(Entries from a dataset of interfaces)
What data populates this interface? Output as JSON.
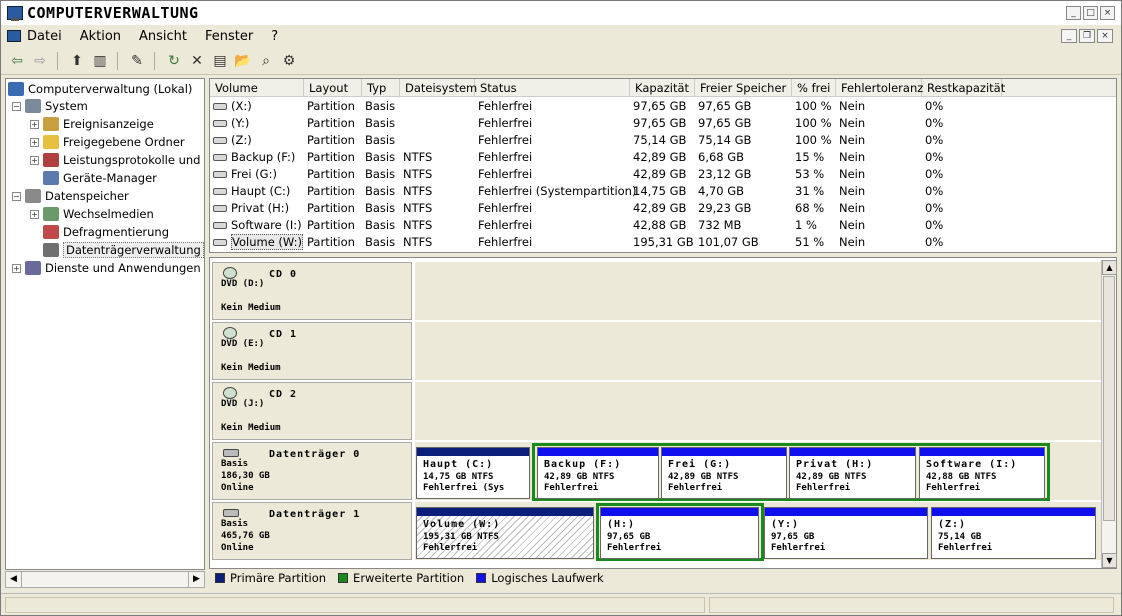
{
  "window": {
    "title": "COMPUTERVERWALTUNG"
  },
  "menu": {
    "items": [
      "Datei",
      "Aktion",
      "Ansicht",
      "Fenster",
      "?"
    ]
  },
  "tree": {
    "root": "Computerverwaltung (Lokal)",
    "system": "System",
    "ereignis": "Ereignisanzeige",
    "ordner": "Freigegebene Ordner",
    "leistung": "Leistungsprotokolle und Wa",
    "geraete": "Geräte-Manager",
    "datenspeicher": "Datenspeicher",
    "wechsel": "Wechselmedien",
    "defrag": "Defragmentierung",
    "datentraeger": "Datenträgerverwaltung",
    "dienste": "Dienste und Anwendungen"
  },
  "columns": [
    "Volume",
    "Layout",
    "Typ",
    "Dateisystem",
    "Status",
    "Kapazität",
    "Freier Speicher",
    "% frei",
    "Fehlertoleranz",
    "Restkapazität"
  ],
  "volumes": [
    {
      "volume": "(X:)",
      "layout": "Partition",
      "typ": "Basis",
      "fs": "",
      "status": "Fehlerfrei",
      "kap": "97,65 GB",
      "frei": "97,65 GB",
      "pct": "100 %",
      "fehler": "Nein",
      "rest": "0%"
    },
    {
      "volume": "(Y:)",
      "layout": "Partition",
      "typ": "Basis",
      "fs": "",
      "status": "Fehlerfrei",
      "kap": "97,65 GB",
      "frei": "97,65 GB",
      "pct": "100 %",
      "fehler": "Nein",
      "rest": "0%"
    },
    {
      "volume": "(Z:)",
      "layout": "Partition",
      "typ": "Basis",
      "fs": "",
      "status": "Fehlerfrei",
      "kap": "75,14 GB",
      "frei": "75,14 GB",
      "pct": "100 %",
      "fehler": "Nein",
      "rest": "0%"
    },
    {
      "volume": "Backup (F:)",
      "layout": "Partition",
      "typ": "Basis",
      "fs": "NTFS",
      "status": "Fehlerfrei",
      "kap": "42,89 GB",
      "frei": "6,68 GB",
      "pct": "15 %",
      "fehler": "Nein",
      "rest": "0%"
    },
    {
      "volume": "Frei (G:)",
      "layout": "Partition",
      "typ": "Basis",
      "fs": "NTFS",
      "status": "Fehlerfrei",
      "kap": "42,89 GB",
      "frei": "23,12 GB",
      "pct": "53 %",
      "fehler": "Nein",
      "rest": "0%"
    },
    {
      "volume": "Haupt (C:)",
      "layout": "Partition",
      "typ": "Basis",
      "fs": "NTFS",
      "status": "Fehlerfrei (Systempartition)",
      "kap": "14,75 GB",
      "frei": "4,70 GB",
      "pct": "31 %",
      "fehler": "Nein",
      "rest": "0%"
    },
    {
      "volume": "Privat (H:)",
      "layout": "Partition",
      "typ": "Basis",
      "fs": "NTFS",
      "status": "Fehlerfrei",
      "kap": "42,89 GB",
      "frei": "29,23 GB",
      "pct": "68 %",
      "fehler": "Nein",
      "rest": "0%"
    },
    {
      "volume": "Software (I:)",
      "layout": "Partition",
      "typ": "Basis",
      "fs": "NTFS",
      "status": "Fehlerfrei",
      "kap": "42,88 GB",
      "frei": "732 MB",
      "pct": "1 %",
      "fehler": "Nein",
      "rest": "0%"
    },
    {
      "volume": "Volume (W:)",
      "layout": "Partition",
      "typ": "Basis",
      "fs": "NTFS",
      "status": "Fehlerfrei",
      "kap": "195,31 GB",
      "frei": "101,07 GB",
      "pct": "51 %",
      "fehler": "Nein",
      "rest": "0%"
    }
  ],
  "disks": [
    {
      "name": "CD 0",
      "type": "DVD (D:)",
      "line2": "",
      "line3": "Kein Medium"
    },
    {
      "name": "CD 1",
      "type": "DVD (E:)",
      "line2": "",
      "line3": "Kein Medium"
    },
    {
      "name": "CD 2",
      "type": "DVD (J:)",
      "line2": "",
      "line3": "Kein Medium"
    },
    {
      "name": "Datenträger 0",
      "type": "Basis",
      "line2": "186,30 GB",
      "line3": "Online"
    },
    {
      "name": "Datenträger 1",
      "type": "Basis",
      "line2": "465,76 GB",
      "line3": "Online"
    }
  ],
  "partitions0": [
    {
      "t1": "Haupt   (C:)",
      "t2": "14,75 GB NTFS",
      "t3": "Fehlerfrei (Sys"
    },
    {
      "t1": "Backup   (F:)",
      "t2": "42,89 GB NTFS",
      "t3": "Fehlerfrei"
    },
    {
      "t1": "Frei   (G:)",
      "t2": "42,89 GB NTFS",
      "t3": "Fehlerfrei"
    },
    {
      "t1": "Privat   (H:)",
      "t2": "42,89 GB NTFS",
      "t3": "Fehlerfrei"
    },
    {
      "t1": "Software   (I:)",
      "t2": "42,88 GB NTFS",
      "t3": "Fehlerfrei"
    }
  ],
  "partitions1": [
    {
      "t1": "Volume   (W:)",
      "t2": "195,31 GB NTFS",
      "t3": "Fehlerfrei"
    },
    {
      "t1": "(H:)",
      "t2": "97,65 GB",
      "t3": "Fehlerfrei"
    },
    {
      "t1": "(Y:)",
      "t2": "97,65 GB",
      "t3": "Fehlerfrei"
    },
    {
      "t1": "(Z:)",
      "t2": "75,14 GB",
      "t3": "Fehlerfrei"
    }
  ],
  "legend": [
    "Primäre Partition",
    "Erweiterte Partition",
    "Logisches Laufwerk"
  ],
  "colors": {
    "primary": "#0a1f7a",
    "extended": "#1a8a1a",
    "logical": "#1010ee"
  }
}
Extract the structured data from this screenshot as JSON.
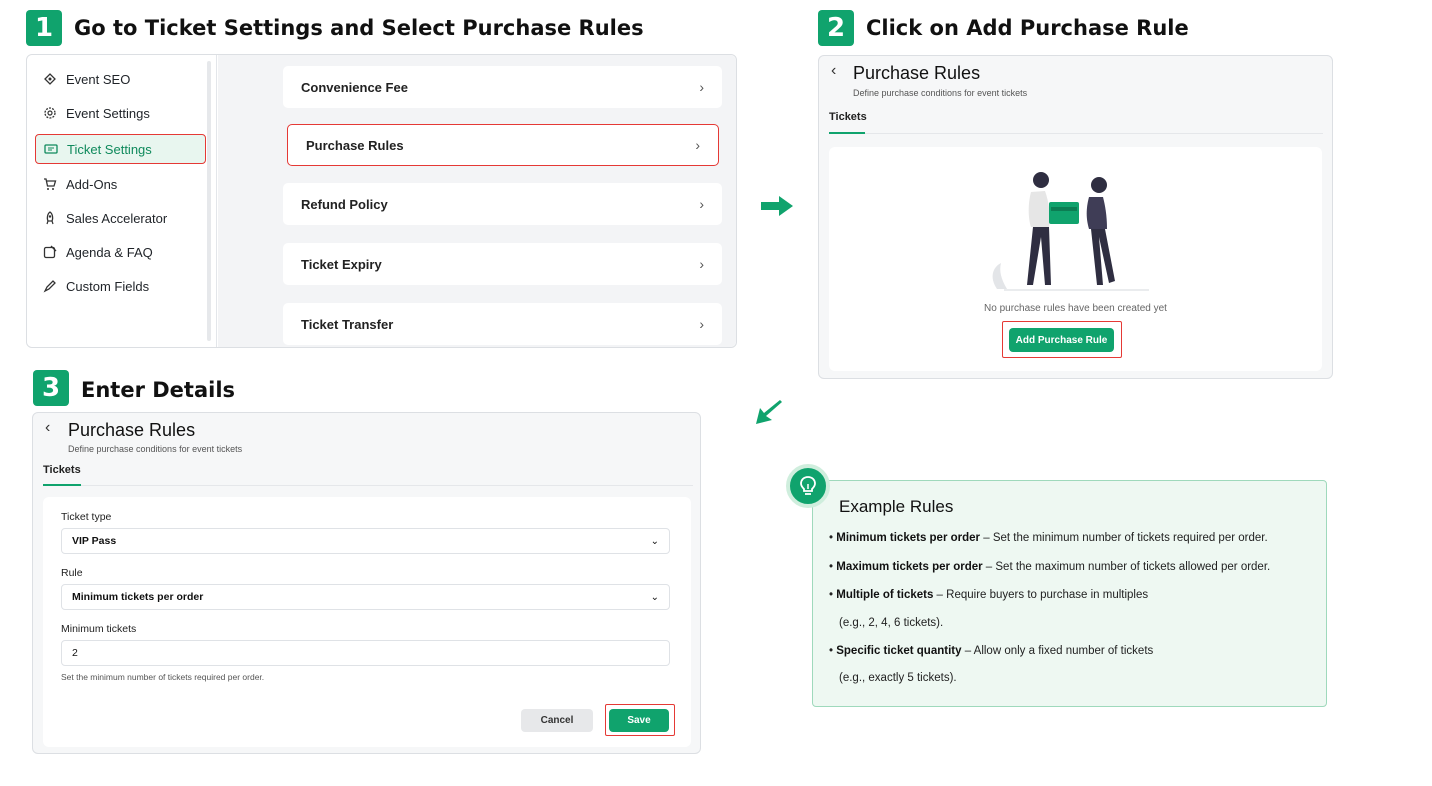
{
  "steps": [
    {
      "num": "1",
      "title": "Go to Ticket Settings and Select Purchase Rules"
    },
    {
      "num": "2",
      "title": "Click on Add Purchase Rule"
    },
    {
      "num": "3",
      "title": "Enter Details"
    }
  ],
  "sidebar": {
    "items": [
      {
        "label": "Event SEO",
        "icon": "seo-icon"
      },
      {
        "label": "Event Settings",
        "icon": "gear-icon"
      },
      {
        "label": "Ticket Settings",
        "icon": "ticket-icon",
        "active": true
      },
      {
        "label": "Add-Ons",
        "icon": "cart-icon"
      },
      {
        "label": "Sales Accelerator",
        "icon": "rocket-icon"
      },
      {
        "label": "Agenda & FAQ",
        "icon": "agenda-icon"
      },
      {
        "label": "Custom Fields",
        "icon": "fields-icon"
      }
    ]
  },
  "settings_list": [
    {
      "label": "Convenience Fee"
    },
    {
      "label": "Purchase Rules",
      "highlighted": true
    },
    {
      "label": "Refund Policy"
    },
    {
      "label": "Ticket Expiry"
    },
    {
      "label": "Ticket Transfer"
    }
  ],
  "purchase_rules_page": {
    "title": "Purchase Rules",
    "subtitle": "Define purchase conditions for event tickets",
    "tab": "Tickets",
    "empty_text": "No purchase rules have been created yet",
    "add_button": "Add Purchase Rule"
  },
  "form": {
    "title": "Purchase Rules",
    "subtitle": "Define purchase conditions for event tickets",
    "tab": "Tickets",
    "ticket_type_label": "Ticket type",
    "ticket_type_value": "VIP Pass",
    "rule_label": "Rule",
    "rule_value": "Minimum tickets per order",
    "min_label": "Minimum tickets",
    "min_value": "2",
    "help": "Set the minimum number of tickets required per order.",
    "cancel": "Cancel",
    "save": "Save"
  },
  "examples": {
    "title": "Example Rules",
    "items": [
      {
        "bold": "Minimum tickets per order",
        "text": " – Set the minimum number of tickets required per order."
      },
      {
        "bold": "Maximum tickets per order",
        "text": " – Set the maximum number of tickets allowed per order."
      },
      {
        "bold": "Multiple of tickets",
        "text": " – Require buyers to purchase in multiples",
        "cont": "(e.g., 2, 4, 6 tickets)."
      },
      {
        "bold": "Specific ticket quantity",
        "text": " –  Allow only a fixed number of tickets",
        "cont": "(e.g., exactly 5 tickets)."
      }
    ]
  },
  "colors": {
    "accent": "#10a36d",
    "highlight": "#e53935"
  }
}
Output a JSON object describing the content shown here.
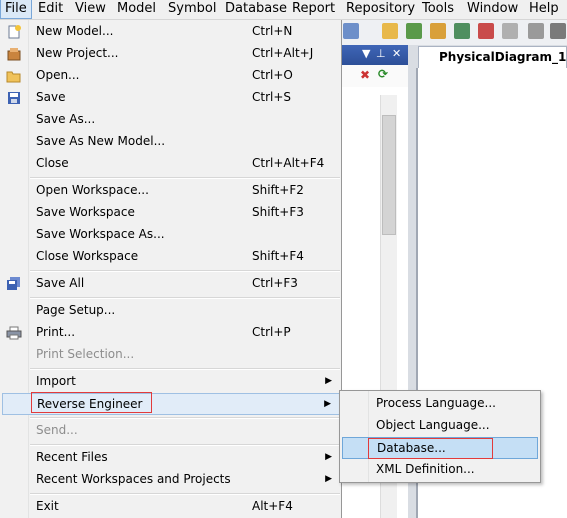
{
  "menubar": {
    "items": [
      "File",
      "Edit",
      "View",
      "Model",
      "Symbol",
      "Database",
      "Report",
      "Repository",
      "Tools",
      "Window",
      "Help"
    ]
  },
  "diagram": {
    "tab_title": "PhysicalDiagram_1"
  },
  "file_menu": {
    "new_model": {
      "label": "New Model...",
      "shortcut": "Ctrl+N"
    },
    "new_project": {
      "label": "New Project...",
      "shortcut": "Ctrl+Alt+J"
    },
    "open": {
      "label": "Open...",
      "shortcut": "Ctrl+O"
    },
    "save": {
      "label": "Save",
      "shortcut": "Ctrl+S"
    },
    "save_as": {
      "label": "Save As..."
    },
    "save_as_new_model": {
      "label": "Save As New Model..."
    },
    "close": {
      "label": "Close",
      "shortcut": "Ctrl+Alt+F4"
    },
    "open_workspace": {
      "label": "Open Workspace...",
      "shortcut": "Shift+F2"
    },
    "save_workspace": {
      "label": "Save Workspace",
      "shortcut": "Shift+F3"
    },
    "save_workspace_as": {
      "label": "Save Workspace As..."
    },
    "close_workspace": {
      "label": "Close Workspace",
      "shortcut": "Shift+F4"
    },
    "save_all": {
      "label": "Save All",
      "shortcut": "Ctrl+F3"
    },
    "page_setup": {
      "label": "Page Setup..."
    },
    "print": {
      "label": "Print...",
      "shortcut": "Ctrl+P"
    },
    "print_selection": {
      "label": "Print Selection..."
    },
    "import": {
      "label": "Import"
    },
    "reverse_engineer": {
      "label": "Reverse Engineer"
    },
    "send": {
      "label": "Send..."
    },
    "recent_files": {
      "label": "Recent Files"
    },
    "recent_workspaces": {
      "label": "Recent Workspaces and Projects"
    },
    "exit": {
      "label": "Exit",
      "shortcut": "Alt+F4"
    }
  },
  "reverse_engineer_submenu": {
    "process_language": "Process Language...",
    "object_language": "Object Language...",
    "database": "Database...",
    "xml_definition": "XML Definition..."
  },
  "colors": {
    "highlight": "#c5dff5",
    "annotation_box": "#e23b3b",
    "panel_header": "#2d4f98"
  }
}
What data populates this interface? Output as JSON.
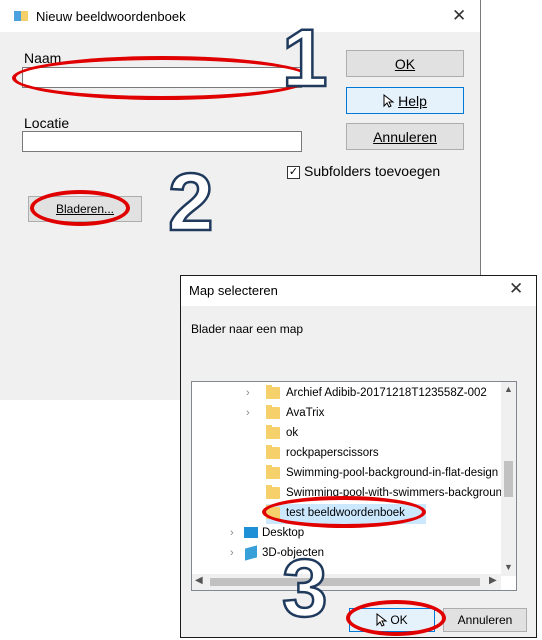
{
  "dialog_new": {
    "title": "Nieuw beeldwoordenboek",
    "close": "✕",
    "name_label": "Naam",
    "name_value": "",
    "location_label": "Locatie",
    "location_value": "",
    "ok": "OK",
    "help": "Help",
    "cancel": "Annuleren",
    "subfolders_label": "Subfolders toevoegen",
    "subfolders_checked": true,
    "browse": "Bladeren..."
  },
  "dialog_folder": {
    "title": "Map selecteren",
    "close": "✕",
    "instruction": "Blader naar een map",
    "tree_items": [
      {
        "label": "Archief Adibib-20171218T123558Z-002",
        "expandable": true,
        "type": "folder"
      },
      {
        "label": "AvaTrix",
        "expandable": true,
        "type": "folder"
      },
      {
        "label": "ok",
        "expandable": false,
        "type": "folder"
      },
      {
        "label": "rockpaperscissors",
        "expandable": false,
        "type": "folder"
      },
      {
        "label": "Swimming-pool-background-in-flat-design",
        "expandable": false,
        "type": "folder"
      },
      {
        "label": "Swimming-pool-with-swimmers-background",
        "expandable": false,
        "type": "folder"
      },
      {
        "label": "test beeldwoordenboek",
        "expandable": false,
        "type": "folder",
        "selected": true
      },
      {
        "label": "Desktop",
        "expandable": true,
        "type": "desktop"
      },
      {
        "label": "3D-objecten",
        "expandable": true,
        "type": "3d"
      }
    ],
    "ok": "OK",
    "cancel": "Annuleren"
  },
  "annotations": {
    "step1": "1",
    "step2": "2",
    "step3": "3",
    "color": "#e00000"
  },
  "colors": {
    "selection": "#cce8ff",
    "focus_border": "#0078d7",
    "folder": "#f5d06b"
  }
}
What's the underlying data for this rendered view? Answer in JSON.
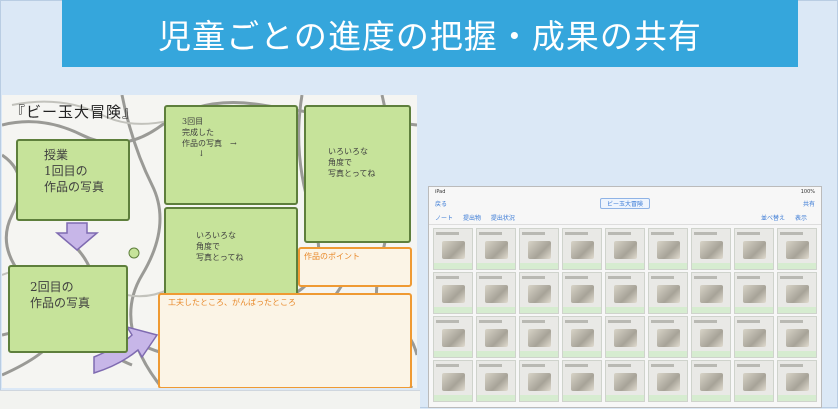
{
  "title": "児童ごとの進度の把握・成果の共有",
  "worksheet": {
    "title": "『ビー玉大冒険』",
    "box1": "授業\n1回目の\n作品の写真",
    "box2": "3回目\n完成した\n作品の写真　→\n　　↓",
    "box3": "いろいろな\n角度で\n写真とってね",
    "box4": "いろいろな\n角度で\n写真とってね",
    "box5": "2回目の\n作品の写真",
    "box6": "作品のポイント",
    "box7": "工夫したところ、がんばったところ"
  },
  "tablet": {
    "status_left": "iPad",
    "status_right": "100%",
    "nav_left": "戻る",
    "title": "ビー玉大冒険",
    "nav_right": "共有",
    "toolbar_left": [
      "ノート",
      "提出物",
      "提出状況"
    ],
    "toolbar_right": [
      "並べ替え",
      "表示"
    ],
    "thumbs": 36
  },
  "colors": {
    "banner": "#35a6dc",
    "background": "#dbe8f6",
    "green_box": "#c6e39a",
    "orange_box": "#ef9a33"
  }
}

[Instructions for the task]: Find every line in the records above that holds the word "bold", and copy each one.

[Response area]:
        "bold": "Minimum tickets per order",
        "bold": "Maximum tickets per order",
        "bold": "Multiple of tickets",
        "bold": "Specific ticket quantity",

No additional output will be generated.